Except their arrangement led to Timberwolves minority owner Meyer Orbach filing a complaint in U.S. District Court in Minneapolis, claiming he was deprived of his right to sell his shares at the reported $1.5 billion valuation.

Adrian Wojnarowski of ESPN:

Lore and Rodriguez are expected to buy the team in installments, first becoming limited partners and then growing their percentage until they assume a controlling stake for the 2023-24 season. The sequencing is expected to include a purchase of 20% of team in 2021, sources said.

Essentially, Orbach’s complaint says that the “tag-along” provision is supposed to be exercised immediately upon the finalizing of Lore’s and Rodriguez’s agreement to buy the team.

According to the complaint, “When Orbit (Orbach’s company) attempted to exercise its tag-along rights, Taylor not only ignored Orbit but also privately stated -- contrary to his public statements -- that he’s not proposing to enter into a “control sale” with Rodriguez and Lore at this time.
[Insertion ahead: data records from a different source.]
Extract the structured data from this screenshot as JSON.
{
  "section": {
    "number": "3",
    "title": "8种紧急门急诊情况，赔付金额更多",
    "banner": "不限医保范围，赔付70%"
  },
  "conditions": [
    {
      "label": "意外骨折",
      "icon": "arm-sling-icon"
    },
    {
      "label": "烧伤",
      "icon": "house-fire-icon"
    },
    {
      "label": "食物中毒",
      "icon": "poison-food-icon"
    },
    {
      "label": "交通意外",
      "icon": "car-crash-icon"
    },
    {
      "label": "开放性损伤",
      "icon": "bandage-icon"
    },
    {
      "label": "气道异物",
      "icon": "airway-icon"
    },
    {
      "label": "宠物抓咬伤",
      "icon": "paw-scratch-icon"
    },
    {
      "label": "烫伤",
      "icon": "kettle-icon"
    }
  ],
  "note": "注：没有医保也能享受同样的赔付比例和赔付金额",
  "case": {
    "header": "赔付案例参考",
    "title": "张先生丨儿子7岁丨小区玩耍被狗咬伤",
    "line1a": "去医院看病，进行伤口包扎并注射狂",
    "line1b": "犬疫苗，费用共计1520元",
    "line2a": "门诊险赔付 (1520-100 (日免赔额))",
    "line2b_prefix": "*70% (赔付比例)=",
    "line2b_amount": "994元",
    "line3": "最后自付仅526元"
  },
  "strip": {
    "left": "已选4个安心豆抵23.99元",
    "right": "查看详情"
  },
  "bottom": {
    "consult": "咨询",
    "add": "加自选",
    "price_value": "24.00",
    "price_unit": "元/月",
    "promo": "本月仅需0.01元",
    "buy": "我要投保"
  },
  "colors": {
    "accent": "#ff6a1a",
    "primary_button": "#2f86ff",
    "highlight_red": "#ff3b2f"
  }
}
Instead, Taylor is claiming that any “control sale” will be years in the future, and therefore Orbit currently does not have any tag-along rights.”

The complaint continues: “Taylor is wrong. Although the deal with Rodriguez and Lore was structured in a clumsy attempt to circumvent Orbit’s tag along rights, it does not deprive Orbit of its tag-along rights. ... The tag-along rights are triggered regardless of whether control is transferred “in a single transaction or a series of related transactions,” according to the Timberwolves partnership agreement.

The complaint filed by Orbach, a New Jersey real estate mogul who owns more than 17% of the Timberwolves and WNBA Lynx, also includes a significant revelation: Despite Taylor’s public statements to the contrary, he has included no provision in the $1.5 billion sales agreement with Lore and Rodriguez that requires the new ownership group to keep the franchise in Minnesota upon taking control of the team, according to an exhibit in the complaint.

A provision requiring Rodriguez and Lore to keep the team in Minnesota would have been difficult to enforce, anyway.

Does that excuse Taylor publicly claiming the final agreement would include such a provision? No. He should be held accountable if he weren’t truthful.

But in terms of whether the team actually moves, the difference is probably negligible.

Without seeing the exact terms of Timberwolves partnership agreement, it’s impossible to say whether Orbach’s complaint is valid. At minimum, this complicates the sale.

Even if the sale goes through as agreed upon, a couple years of Taylor and Rodriguez and Lore dividing power could be uneasy.

The Timberwolves aren’t getting a clean break from Taylor. The only question is how messy it will get.